- TASK INSTRUCTIONS: Show every line of the data that contains the string "button".

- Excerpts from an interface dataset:
══════
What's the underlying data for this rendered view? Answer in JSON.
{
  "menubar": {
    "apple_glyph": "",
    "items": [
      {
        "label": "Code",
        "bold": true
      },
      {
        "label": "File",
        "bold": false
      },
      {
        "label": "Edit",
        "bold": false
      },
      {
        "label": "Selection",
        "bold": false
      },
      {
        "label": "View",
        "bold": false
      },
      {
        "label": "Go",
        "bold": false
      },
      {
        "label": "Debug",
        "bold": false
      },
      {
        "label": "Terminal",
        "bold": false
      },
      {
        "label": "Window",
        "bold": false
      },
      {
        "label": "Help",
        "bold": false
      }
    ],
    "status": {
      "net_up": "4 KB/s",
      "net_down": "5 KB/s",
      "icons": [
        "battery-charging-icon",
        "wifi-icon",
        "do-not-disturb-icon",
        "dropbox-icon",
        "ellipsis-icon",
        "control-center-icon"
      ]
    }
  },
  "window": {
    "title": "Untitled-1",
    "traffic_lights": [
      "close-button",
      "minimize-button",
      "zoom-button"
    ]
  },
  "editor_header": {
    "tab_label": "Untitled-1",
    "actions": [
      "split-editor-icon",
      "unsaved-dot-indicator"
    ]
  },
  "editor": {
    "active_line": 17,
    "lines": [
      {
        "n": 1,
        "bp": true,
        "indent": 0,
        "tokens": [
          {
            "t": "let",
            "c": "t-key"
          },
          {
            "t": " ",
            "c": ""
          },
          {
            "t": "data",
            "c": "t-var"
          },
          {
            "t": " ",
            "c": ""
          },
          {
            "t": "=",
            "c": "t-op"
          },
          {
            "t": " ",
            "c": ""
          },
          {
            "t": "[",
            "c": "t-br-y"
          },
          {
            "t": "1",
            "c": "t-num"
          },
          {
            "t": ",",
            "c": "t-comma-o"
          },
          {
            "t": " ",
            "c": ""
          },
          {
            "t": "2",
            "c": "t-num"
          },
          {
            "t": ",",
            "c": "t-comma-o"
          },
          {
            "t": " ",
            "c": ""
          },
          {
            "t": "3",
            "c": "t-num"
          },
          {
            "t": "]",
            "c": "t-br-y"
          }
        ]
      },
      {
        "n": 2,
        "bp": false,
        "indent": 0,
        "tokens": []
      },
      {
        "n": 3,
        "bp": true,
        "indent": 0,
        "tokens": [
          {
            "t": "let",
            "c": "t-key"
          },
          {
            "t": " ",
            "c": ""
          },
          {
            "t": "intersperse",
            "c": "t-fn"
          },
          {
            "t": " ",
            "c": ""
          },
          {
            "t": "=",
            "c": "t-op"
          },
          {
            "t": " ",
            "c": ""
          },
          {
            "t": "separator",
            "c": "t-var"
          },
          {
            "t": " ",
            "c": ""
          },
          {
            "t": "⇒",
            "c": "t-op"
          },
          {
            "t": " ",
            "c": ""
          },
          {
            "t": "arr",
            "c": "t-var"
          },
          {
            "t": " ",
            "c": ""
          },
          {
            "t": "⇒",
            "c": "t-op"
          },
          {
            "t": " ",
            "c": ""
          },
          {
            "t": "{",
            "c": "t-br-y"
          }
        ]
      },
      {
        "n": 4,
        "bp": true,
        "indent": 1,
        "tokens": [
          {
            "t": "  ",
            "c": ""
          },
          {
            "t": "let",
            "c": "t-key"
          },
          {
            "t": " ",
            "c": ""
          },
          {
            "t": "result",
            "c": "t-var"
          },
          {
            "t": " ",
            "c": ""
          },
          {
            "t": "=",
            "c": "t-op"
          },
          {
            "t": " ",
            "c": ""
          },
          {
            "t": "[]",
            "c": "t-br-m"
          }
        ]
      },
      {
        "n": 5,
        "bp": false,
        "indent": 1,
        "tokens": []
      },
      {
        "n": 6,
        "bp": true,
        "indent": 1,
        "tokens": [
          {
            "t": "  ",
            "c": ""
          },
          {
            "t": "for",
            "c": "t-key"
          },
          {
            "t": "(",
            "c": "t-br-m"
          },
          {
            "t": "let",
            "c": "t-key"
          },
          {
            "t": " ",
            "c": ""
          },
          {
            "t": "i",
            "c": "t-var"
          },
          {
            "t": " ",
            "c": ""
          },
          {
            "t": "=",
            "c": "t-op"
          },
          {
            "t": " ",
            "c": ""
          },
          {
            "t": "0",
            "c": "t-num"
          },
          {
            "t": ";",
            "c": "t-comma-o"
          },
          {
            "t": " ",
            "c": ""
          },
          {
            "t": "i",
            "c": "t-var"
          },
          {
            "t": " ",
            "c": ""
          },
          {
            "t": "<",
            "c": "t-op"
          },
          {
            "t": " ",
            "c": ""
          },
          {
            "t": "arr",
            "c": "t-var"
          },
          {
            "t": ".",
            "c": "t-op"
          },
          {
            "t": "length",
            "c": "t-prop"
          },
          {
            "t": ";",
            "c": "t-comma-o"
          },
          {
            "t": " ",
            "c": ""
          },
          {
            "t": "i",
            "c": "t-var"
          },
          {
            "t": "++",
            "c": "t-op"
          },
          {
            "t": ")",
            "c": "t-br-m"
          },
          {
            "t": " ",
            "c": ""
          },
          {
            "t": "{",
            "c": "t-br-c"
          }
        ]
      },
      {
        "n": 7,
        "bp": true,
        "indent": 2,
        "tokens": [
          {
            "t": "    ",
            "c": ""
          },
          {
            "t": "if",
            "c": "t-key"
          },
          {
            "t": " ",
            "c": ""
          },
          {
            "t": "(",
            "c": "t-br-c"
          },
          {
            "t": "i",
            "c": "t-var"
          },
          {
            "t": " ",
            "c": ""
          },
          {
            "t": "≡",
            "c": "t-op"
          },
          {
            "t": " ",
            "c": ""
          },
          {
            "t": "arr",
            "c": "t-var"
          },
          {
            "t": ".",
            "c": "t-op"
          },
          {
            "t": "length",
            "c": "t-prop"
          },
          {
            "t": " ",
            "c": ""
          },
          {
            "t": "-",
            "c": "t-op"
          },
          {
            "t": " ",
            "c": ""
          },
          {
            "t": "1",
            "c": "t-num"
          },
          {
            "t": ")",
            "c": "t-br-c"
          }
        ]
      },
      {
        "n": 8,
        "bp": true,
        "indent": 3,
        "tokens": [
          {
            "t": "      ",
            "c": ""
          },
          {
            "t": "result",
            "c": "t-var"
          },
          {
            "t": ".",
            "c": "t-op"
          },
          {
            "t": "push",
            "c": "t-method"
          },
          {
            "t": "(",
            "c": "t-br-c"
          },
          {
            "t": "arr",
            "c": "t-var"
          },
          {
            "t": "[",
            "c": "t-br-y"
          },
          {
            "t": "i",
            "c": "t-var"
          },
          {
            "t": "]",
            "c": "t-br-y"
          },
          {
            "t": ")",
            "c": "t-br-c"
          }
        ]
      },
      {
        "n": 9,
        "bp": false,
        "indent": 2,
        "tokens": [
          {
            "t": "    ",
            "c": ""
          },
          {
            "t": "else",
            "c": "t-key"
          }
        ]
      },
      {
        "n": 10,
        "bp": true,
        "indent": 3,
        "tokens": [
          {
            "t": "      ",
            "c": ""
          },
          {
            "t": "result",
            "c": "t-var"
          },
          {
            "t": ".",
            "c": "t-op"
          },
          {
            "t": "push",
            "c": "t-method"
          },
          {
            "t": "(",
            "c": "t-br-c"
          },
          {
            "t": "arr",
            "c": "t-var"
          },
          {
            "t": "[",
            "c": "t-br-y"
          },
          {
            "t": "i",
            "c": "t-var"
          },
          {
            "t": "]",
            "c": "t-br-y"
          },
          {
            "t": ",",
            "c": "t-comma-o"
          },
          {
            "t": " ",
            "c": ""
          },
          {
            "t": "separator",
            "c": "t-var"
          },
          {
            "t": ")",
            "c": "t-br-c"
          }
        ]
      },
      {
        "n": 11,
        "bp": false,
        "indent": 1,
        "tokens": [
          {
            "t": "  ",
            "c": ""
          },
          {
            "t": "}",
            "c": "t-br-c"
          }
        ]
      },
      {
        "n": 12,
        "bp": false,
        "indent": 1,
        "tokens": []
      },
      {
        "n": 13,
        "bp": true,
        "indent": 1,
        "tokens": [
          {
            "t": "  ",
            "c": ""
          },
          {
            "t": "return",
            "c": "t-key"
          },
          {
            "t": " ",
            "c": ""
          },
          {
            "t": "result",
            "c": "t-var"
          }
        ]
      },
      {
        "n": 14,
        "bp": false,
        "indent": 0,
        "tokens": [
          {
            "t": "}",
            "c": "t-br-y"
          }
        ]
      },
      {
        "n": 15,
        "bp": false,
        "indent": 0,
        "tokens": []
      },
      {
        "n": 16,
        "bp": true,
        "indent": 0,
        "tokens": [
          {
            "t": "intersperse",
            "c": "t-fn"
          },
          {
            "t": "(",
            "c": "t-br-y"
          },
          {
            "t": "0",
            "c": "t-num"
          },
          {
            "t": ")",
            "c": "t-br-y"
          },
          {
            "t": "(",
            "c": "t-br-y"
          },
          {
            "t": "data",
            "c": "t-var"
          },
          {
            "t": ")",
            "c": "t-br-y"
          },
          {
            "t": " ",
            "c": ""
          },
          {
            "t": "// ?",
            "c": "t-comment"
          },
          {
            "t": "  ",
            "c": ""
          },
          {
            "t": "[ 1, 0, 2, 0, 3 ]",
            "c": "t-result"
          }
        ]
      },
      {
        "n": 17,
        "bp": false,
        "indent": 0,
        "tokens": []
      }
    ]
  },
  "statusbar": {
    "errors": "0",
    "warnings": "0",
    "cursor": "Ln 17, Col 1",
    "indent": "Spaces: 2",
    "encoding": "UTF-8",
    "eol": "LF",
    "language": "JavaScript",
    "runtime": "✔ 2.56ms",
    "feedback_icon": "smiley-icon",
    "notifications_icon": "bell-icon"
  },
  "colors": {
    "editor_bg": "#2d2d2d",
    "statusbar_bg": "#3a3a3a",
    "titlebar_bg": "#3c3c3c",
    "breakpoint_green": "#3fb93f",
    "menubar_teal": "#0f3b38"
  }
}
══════
- EXERCISE ANSWER:
      "close-button",
      "minimize-button",
      "zoom-button"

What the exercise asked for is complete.